WHAT YOU WILL DO ▸
Every entry below is to be returned unchanged. Images are not part of the copy.
········
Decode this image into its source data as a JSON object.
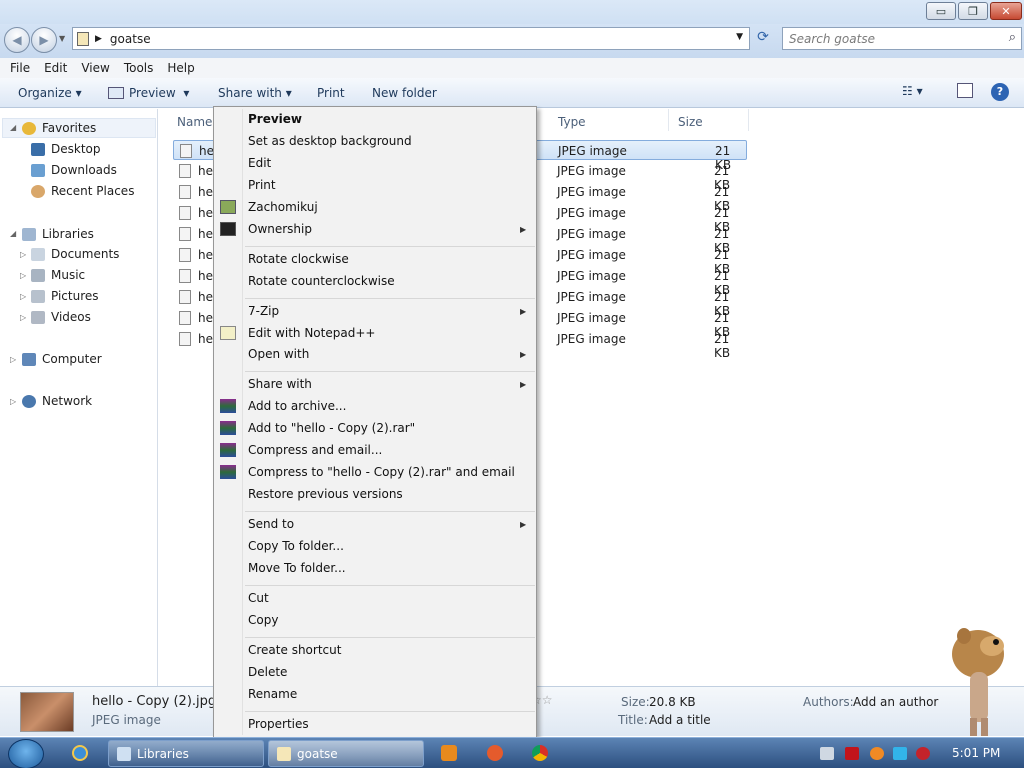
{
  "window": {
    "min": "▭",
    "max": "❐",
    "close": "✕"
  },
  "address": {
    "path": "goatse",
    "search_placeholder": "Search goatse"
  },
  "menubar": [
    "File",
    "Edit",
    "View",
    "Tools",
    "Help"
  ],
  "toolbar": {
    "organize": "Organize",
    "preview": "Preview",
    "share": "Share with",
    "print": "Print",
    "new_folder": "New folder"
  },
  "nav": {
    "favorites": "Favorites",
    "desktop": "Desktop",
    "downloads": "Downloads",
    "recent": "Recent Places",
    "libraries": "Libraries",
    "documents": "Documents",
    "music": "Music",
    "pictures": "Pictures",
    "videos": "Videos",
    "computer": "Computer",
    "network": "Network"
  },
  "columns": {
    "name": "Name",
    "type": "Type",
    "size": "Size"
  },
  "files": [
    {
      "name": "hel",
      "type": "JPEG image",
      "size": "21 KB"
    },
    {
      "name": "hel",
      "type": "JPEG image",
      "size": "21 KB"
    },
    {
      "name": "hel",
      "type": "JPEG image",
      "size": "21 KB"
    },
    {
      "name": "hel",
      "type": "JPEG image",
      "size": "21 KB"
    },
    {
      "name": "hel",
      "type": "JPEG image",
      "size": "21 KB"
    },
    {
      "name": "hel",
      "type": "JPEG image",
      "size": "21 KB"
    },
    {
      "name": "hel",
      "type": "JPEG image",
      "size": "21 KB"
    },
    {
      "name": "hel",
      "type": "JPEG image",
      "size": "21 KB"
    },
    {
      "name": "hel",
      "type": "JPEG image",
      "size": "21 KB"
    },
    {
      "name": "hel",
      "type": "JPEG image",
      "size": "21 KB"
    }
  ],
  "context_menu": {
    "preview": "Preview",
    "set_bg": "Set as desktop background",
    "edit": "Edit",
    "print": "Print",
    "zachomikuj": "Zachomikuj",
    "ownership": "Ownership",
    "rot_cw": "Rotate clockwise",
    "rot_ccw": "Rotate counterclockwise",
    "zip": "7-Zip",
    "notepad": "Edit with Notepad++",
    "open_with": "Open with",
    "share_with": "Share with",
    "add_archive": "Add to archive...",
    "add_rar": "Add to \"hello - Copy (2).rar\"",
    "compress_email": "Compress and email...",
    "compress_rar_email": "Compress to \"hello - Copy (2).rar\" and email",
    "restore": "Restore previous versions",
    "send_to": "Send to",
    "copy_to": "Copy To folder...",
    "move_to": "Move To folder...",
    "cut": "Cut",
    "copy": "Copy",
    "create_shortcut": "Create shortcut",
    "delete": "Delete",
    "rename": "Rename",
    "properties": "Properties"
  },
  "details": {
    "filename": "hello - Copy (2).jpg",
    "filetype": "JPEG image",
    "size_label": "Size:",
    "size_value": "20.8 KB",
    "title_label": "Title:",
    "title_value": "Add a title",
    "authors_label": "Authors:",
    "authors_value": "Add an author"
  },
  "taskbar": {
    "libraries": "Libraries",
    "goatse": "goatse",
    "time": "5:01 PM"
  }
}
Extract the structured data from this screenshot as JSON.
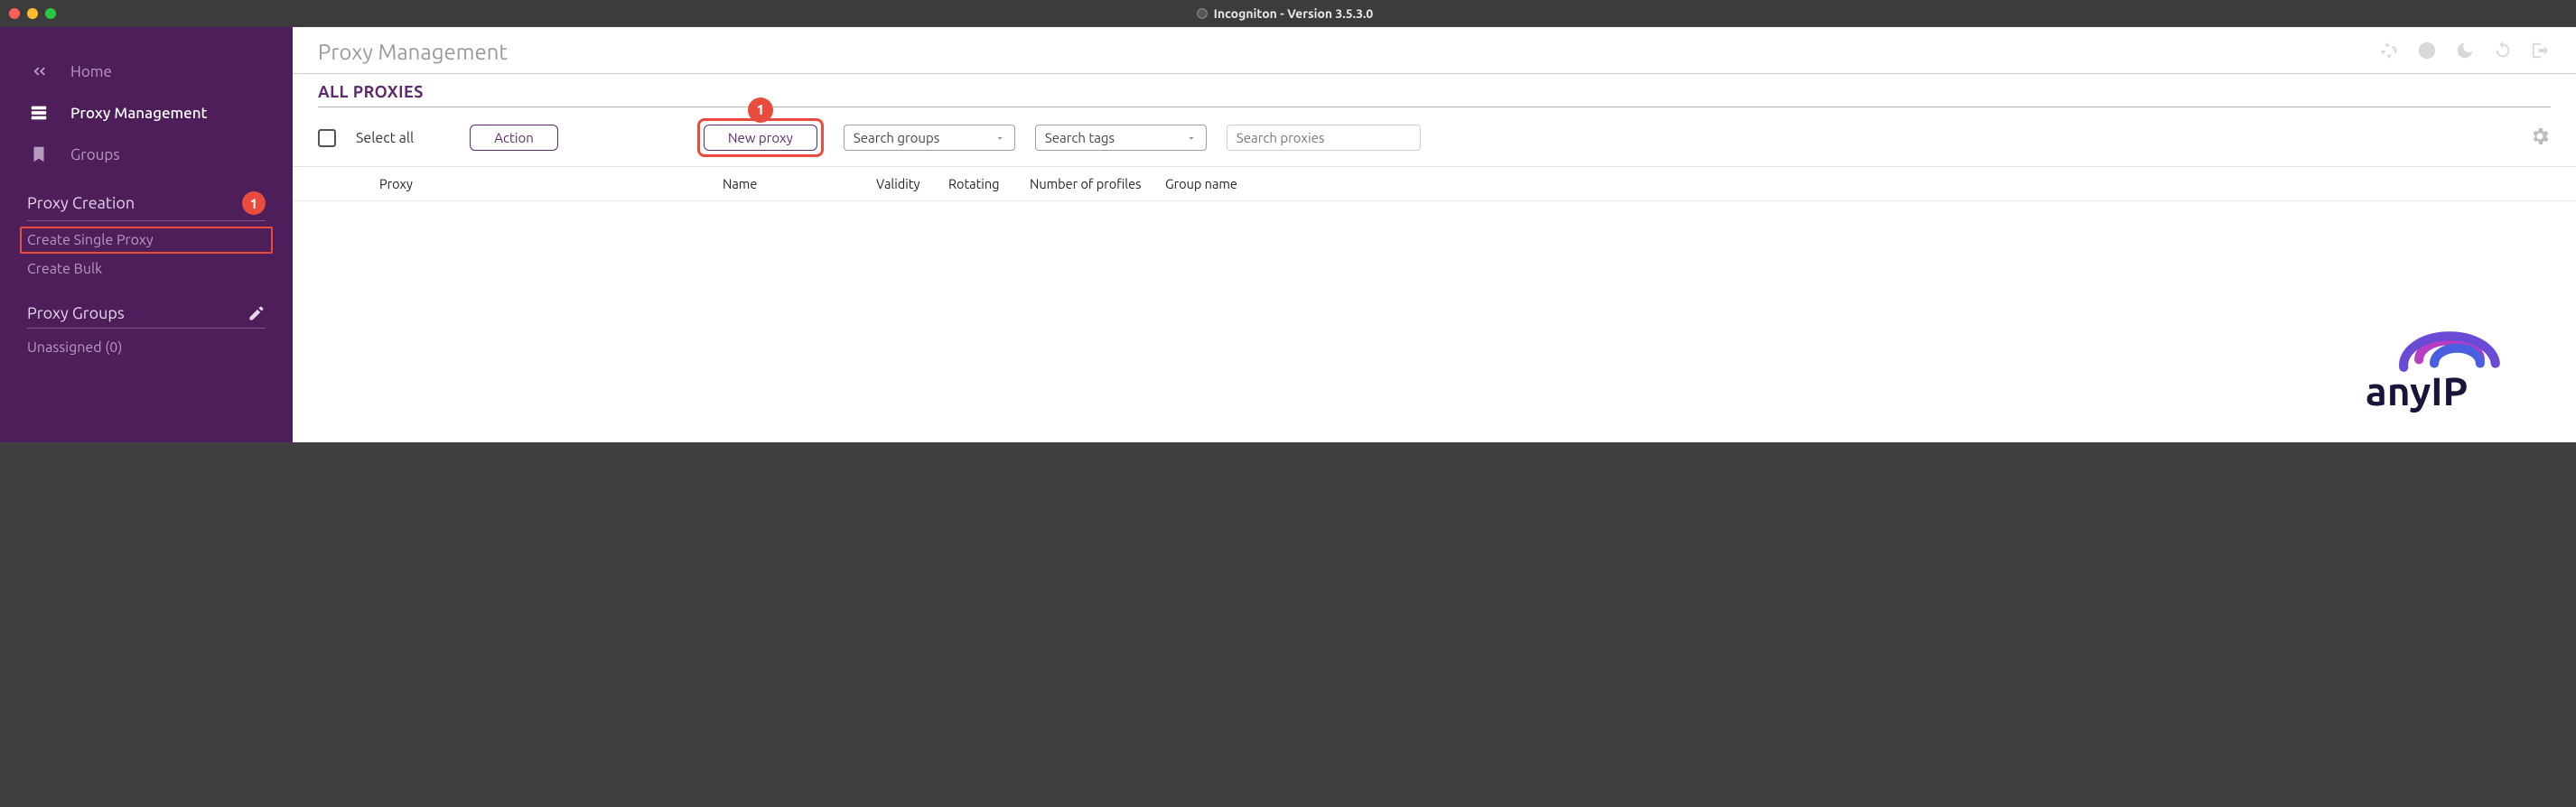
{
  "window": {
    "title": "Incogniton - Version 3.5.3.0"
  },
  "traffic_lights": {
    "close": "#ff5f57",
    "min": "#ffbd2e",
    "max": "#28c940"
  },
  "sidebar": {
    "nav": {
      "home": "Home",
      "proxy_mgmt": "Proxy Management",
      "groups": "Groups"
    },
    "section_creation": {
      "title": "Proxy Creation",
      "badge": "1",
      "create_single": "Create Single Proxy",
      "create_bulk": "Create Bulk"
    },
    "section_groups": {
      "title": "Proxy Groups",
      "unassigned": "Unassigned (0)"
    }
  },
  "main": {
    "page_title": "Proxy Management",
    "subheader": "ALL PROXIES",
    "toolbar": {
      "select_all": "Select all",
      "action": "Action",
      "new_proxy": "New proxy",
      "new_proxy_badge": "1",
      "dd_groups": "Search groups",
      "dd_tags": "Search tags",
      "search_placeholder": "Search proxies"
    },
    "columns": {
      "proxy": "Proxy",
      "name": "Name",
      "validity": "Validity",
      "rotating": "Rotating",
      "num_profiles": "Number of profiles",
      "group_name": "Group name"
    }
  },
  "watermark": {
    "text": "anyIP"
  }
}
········
WRITTEN REPLY ▸
Decode this image into its source data as a JSON object.
{
  "window": {
    "min": "▭",
    "max": "❐",
    "close": "✕"
  },
  "address": {
    "path": "goatse",
    "search_placeholder": "Search goatse"
  },
  "menubar": [
    "File",
    "Edit",
    "View",
    "Tools",
    "Help"
  ],
  "toolbar": {
    "organize": "Organize",
    "preview": "Preview",
    "share": "Share with",
    "print": "Print",
    "new_folder": "New folder"
  },
  "nav": {
    "favorites": "Favorites",
    "desktop": "Desktop",
    "downloads": "Downloads",
    "recent": "Recent Places",
    "libraries": "Libraries",
    "documents": "Documents",
    "music": "Music",
    "pictures": "Pictures",
    "videos": "Videos",
    "computer": "Computer",
    "network": "Network"
  },
  "columns": {
    "name": "Name",
    "type": "Type",
    "size": "Size"
  },
  "files": [
    {
      "name": "hel",
      "type": "JPEG image",
      "size": "21 KB"
    },
    {
      "name": "hel",
      "type": "JPEG image",
      "size": "21 KB"
    },
    {
      "name": "hel",
      "type": "JPEG image",
      "size": "21 KB"
    },
    {
      "name": "hel",
      "type": "JPEG image",
      "size": "21 KB"
    },
    {
      "name": "hel",
      "type": "JPEG image",
      "size": "21 KB"
    },
    {
      "name": "hel",
      "type": "JPEG image",
      "size": "21 KB"
    },
    {
      "name": "hel",
      "type": "JPEG image",
      "size": "21 KB"
    },
    {
      "name": "hel",
      "type": "JPEG image",
      "size": "21 KB"
    },
    {
      "name": "hel",
      "type": "JPEG image",
      "size": "21 KB"
    },
    {
      "name": "hel",
      "type": "JPEG image",
      "size": "21 KB"
    }
  ],
  "context_menu": {
    "preview": "Preview",
    "set_bg": "Set as desktop background",
    "edit": "Edit",
    "print": "Print",
    "zachomikuj": "Zachomikuj",
    "ownership": "Ownership",
    "rot_cw": "Rotate clockwise",
    "rot_ccw": "Rotate counterclockwise",
    "zip": "7-Zip",
    "notepad": "Edit with Notepad++",
    "open_with": "Open with",
    "share_with": "Share with",
    "add_archive": "Add to archive...",
    "add_rar": "Add to \"hello - Copy (2).rar\"",
    "compress_email": "Compress and email...",
    "compress_rar_email": "Compress to \"hello - Copy (2).rar\" and email",
    "restore": "Restore previous versions",
    "send_to": "Send to",
    "copy_to": "Copy To folder...",
    "move_to": "Move To folder...",
    "cut": "Cut",
    "copy": "Copy",
    "create_shortcut": "Create shortcut",
    "delete": "Delete",
    "rename": "Rename",
    "properties": "Properties"
  },
  "details": {
    "filename": "hello - Copy (2).jpg",
    "filetype": "JPEG image",
    "size_label": "Size:",
    "size_value": "20.8 KB",
    "title_label": "Title:",
    "title_value": "Add a title",
    "authors_label": "Authors:",
    "authors_value": "Add an author"
  },
  "taskbar": {
    "libraries": "Libraries",
    "goatse": "goatse",
    "time": "5:01 PM"
  }
}
Extract the structured data from this screenshot as JSON.
{
  "window": {
    "title": "Incogniton - Version 3.5.3.0"
  },
  "traffic_lights": {
    "close": "#ff5f57",
    "min": "#ffbd2e",
    "max": "#28c940"
  },
  "sidebar": {
    "nav": {
      "home": "Home",
      "proxy_mgmt": "Proxy Management",
      "groups": "Groups"
    },
    "section_creation": {
      "title": "Proxy Creation",
      "badge": "1",
      "create_single": "Create Single Proxy",
      "create_bulk": "Create Bulk"
    },
    "section_groups": {
      "title": "Proxy Groups",
      "unassigned": "Unassigned (0)"
    }
  },
  "main": {
    "page_title": "Proxy Management",
    "subheader": "ALL PROXIES",
    "toolbar": {
      "select_all": "Select all",
      "action": "Action",
      "new_proxy": "New proxy",
      "new_proxy_badge": "1",
      "dd_groups": "Search groups",
      "dd_tags": "Search tags",
      "search_placeholder": "Search proxies"
    },
    "columns": {
      "proxy": "Proxy",
      "name": "Name",
      "validity": "Validity",
      "rotating": "Rotating",
      "num_profiles": "Number of profiles",
      "group_name": "Group name"
    }
  },
  "watermark": {
    "text": "anyIP"
  }
}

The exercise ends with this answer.